TASK TO CARRY OUT
This exercise asks for every line of the material that includes the word "Aoki".

* * * * * * * * *

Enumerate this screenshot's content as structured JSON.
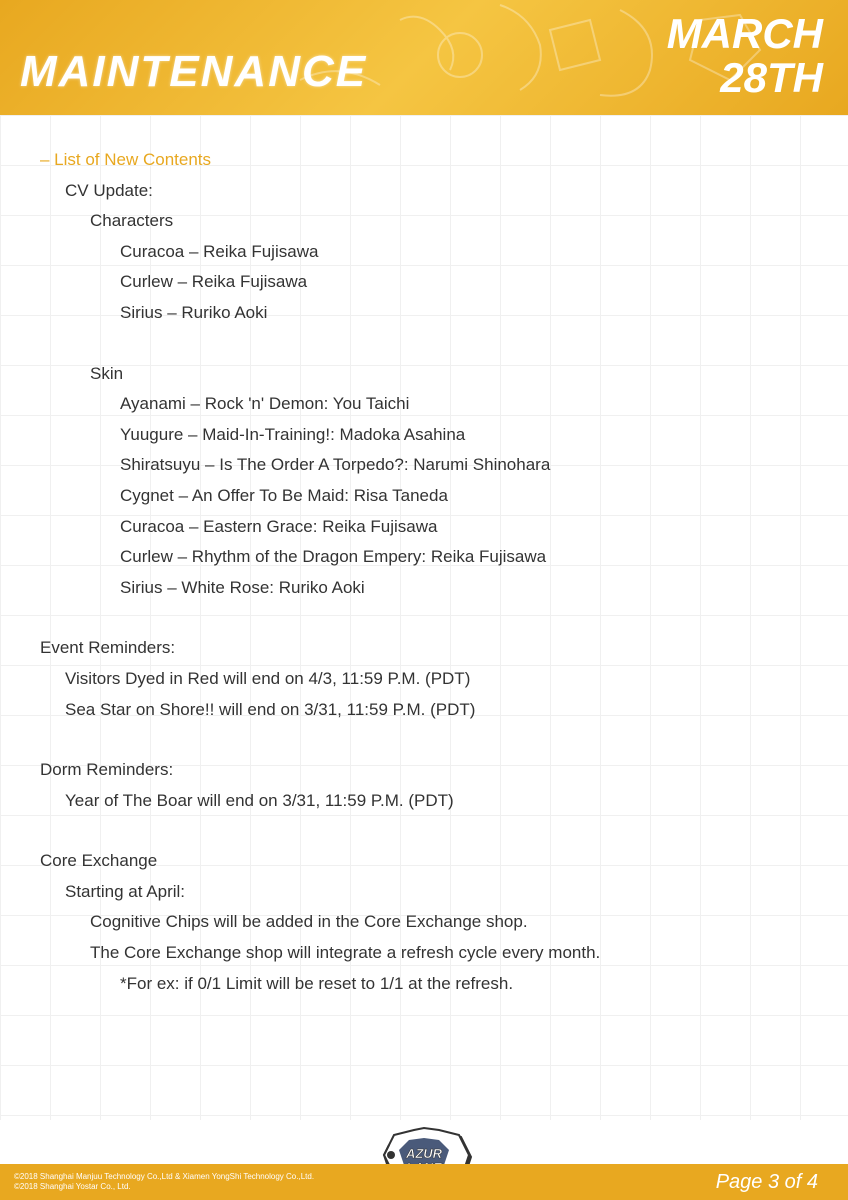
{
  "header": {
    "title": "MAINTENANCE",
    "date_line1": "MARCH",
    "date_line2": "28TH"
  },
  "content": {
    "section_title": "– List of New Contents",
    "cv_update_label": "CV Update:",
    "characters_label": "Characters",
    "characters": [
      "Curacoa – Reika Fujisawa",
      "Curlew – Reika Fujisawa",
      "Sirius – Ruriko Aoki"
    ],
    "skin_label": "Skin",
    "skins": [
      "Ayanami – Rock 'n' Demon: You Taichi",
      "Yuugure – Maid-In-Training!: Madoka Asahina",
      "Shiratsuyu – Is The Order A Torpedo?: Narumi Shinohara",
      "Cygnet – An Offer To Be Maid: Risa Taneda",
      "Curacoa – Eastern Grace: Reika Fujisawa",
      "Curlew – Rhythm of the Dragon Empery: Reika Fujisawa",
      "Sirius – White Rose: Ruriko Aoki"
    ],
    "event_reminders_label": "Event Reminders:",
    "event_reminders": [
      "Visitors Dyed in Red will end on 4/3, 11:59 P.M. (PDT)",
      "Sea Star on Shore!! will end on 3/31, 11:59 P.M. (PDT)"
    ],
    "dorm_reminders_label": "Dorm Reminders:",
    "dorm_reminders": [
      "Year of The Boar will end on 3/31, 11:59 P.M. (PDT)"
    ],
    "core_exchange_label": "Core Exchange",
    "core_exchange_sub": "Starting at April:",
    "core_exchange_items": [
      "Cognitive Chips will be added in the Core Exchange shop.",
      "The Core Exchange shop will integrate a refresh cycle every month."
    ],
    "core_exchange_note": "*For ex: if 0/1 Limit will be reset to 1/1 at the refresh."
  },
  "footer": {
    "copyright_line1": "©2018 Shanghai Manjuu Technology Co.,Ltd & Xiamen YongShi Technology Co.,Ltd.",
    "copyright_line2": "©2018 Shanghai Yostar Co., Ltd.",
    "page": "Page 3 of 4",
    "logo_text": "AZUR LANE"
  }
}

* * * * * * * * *

SOLUTION TO THIS TASK
      "Sirius – Ruriko Aoki"
      "Sirius – White Rose: Ruriko Aoki"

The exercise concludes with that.